The article highlights that volunteerism affects both physical and psychological health: "Older adults who volunteered at least 200 hours a year were 40 percent less likely to develop high blood pressure as stated in one study, while another study found that those who gave money instead of spending reported feeling happier."
In a meta-analysis of five cohort studies, the article notes that researchers found 22 percent lower mortality among volunteers than those who did not volunteer: "These volunteers were not only less likely to die earlier, but they were also less likely to be depressed. Overall, volunteers showed improved wellbeing and satisfaction with life. Another five trials, investigating the health-related effects of intergenerational volunteering among older adults, suggested improved physical activity and cognitive function."
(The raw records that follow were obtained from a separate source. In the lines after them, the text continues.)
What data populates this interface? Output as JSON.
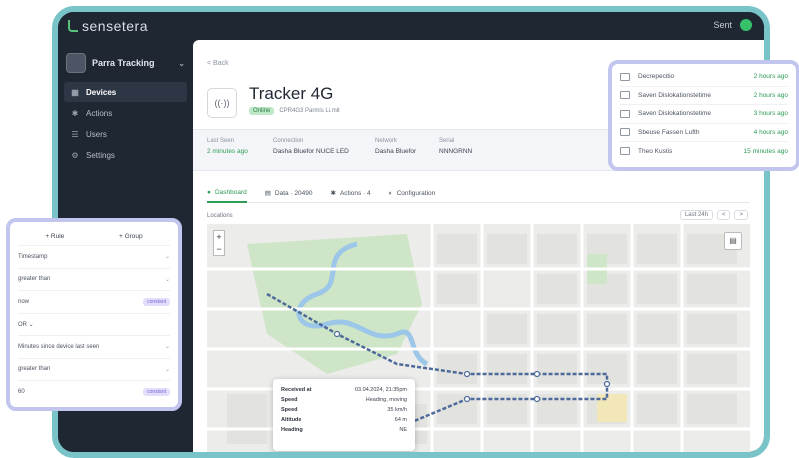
{
  "brand": {
    "name": "sensetera"
  },
  "topbar": {
    "user_label": "Sent"
  },
  "sidebar": {
    "org": "Parra Tracking",
    "items": [
      {
        "label": "Devices",
        "icon": "grid-icon",
        "active": true
      },
      {
        "label": "Actions",
        "icon": "bolt-icon",
        "active": false
      },
      {
        "label": "Users",
        "icon": "users-icon",
        "active": false
      },
      {
        "label": "Settings",
        "icon": "gear-icon",
        "active": false
      }
    ]
  },
  "device": {
    "back": "< Back",
    "icon_text": "((·))",
    "title": "Tracker 4G",
    "status": "Online",
    "subtitle": "CPR4G3 Parmis Li.mit"
  },
  "meta": [
    {
      "label": "Last Seen",
      "value": "2 minutes ago",
      "green": true
    },
    {
      "label": "Connection",
      "value": "Dasha Bluefor NUCE LED",
      "green": false
    },
    {
      "label": "Network",
      "value": "Dasha Bluefor",
      "green": false
    },
    {
      "label": "Serial",
      "value": "NNNGRNN",
      "green": false
    }
  ],
  "tabs": [
    {
      "label": "Dashboard",
      "icon": "●",
      "active": true
    },
    {
      "label": "Data · 20490",
      "icon": "▤",
      "active": false
    },
    {
      "label": "Actions · 4",
      "icon": "✱",
      "active": false
    },
    {
      "label": "Configuration",
      "icon": "◐",
      "active": false
    }
  ],
  "map": {
    "section_label": "Locations",
    "controls": [
      "Last 24h",
      "<",
      ">"
    ],
    "popup": [
      {
        "k": "Received at",
        "v": "03.04.2024, 21:35pm"
      },
      {
        "k": "Speed",
        "v": "Heading, moving"
      },
      {
        "k": "Speed",
        "v": "35 km/h"
      },
      {
        "k": "Altitude",
        "v": "64 m"
      },
      {
        "k": "Heading",
        "v": "NE"
      }
    ],
    "colors": {
      "park": "#cfe5c7",
      "water": "#9cc7e8",
      "route": "#4d6a9a",
      "road": "#ffffff",
      "block": "#e7e7e4"
    }
  },
  "events": [
    {
      "name": "Decrepecitio",
      "time": "2 hours ago"
    },
    {
      "name": "Saven Dislokationstetime",
      "time": "2 hours ago"
    },
    {
      "name": "Saven Dislokationstetime",
      "time": "3 hours ago"
    },
    {
      "name": "Sbeuse Fassen Lufth",
      "time": "4 hours ago"
    },
    {
      "name": "Theo Kustis",
      "time": "15 minutes ago"
    }
  ],
  "rules": {
    "head": [
      "+ Rule",
      "+ Group"
    ],
    "rows": [
      {
        "label": "Timestamp",
        "tag": "",
        "chev": "⌄"
      },
      {
        "label": "greater than",
        "tag": "",
        "chev": "⌄"
      },
      {
        "label": "now",
        "tag": "constant",
        "chev": ""
      },
      {
        "label": "OR   ⌄",
        "tag": "",
        "chev": ""
      },
      {
        "label": "Minutes since device last seen",
        "tag": "",
        "chev": "⌄"
      },
      {
        "label": "greater than",
        "tag": "",
        "chev": "⌄"
      },
      {
        "label": "60",
        "tag": "constant",
        "chev": ""
      }
    ]
  }
}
Gilpin strongly encourages volunteers to pursue volunteer work through Habitat for Humanity. As a supporter of the Texas Habitat for Humanity division, he expounds on the many volunteer subprograms available at the charitable organization. "There are several youth programs and initiatives dedicated to supporting low-income family housing through the revitalization and repairs of homes," he said. "There are specific groups you can get involved in, like 'Women Build' or 'Veterans Build,' and each program is designed to create a sense of unity among certain groups." Travis Gilpin encourages high school students to participate in "Collegiate Challenge," an extension of the youth programs that attracts high school students on spring break with the opportunity to develop substantial college application experience.
is the vice president of Consolidated Reinforcement, a family-owned business in Austin, Texas that specializes in the provision of materials to construction crews, civil and structural engineers and drafters. He is in charge of the Sales Department and is zealous about merging his work in the construction industry with meaningful, charitable organizations. He is a staunch supporter of Austin City Limits.